--- START ---
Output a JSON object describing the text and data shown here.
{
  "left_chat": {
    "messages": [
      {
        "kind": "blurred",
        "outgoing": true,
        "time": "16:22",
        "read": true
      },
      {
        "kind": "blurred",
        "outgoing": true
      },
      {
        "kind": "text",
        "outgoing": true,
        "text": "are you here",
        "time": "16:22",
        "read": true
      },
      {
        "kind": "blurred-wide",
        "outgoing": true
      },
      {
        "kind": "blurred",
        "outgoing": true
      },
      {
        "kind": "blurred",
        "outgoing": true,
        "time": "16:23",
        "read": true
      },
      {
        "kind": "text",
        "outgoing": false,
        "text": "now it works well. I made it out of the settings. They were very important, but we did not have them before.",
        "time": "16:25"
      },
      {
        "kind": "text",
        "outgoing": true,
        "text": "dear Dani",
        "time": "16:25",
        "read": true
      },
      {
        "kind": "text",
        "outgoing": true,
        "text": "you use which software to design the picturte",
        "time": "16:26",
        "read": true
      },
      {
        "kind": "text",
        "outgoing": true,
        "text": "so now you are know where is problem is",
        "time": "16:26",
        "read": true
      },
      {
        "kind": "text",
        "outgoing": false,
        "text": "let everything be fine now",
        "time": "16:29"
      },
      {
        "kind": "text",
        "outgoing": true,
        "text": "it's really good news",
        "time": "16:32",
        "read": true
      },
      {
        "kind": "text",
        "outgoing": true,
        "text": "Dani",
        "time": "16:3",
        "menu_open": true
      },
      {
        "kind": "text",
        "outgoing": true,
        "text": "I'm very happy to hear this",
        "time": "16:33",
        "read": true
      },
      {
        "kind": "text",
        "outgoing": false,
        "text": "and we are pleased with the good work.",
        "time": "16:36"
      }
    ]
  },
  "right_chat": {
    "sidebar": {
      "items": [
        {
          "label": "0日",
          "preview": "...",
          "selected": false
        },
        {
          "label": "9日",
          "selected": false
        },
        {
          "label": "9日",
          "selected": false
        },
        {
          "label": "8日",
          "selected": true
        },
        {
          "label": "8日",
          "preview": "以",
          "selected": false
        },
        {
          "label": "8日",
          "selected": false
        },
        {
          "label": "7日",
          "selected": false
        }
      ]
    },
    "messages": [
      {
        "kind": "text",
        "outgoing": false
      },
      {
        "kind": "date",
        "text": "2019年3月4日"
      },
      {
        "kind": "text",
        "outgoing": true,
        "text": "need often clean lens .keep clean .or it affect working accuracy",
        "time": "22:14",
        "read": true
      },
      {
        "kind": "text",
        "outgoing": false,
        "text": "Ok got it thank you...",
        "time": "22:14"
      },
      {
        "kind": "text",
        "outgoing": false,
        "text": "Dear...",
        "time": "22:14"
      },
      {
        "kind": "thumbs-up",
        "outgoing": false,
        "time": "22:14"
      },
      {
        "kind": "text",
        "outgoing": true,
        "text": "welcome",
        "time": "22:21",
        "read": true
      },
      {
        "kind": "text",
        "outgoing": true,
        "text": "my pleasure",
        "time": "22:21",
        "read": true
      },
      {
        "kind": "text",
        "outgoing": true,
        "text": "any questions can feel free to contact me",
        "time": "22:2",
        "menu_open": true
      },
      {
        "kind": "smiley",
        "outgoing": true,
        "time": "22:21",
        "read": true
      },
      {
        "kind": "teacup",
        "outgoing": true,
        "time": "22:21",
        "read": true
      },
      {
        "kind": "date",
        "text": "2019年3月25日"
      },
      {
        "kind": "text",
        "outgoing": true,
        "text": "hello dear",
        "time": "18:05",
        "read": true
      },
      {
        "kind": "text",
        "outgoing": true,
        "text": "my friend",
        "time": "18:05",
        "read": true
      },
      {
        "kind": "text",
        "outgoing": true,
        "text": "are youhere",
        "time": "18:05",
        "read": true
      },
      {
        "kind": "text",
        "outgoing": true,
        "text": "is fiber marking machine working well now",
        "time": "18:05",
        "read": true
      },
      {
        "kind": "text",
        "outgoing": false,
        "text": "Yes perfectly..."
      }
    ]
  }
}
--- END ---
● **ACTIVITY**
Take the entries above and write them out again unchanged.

● **WRITTEN ANSWER**
Output a JSON object describing the text and data shown here.
{
  "left_chat": {
    "messages": [
      {
        "kind": "blurred",
        "outgoing": true,
        "time": "16:22",
        "read": true
      },
      {
        "kind": "blurred",
        "outgoing": true
      },
      {
        "kind": "text",
        "outgoing": true,
        "text": "are you here",
        "time": "16:22",
        "read": true
      },
      {
        "kind": "blurred-wide",
        "outgoing": true
      },
      {
        "kind": "blurred",
        "outgoing": true
      },
      {
        "kind": "blurred",
        "outgoing": true,
        "time": "16:23",
        "read": true
      },
      {
        "kind": "text",
        "outgoing": false,
        "text": "now it works well. I made it out of the settings. They were very important, but we did not have them before.",
        "time": "16:25"
      },
      {
        "kind": "text",
        "outgoing": true,
        "text": "dear Dani",
        "time": "16:25",
        "read": true
      },
      {
        "kind": "text",
        "outgoing": true,
        "text": "you use which software to design the picturte",
        "time": "16:26",
        "read": true
      },
      {
        "kind": "text",
        "outgoing": true,
        "text": "so now you are know where is problem is",
        "time": "16:26",
        "read": true
      },
      {
        "kind": "text",
        "outgoing": false,
        "text": "let everything be fine now",
        "time": "16:29"
      },
      {
        "kind": "text",
        "outgoing": true,
        "text": "it's really good news",
        "time": "16:32",
        "read": true
      },
      {
        "kind": "text",
        "outgoing": true,
        "text": "Dani",
        "time": "16:3",
        "menu_open": true
      },
      {
        "kind": "text",
        "outgoing": true,
        "text": "I'm very happy to hear this",
        "time": "16:33",
        "read": true
      },
      {
        "kind": "text",
        "outgoing": false,
        "text": "and we are pleased with the good work.",
        "time": "16:36"
      }
    ]
  },
  "right_chat": {
    "sidebar": {
      "items": [
        {
          "label": "0日",
          "preview": "...",
          "selected": false
        },
        {
          "label": "9日",
          "selected": false
        },
        {
          "label": "9日",
          "selected": false
        },
        {
          "label": "8日",
          "selected": true
        },
        {
          "label": "8日",
          "preview": "以",
          "selected": false
        },
        {
          "label": "8日",
          "selected": false
        },
        {
          "label": "7日",
          "selected": false
        }
      ]
    },
    "messages": [
      {
        "kind": "text",
        "outgoing": false
      },
      {
        "kind": "date",
        "text": "2019年3月4日"
      },
      {
        "kind": "text",
        "outgoing": true,
        "text": "need often clean lens .keep clean .or it affect working accuracy",
        "time": "22:14",
        "read": true
      },
      {
        "kind": "text",
        "outgoing": false,
        "text": "Ok got it thank you...",
        "time": "22:14"
      },
      {
        "kind": "text",
        "outgoing": false,
        "text": "Dear...",
        "time": "22:14"
      },
      {
        "kind": "thumbs-up",
        "outgoing": false,
        "time": "22:14"
      },
      {
        "kind": "text",
        "outgoing": true,
        "text": "welcome",
        "time": "22:21",
        "read": true
      },
      {
        "kind": "text",
        "outgoing": true,
        "text": "my pleasure",
        "time": "22:21",
        "read": true
      },
      {
        "kind": "text",
        "outgoing": true,
        "text": "any questions can feel free to contact me",
        "time": "22:2",
        "menu_open": true
      },
      {
        "kind": "smiley",
        "outgoing": true,
        "time": "22:21",
        "read": true
      },
      {
        "kind": "teacup",
        "outgoing": true,
        "time": "22:21",
        "read": true
      },
      {
        "kind": "date",
        "text": "2019年3月25日"
      },
      {
        "kind": "text",
        "outgoing": true,
        "text": "hello dear",
        "time": "18:05",
        "read": true
      },
      {
        "kind": "text",
        "outgoing": true,
        "text": "my friend",
        "time": "18:05",
        "read": true
      },
      {
        "kind": "text",
        "outgoing": true,
        "text": "are youhere",
        "time": "18:05",
        "read": true
      },
      {
        "kind": "text",
        "outgoing": true,
        "text": "is fiber marking machine working well now",
        "time": "18:05",
        "read": true
      },
      {
        "kind": "text",
        "outgoing": false,
        "text": "Yes perfectly..."
      }
    ]
  }
}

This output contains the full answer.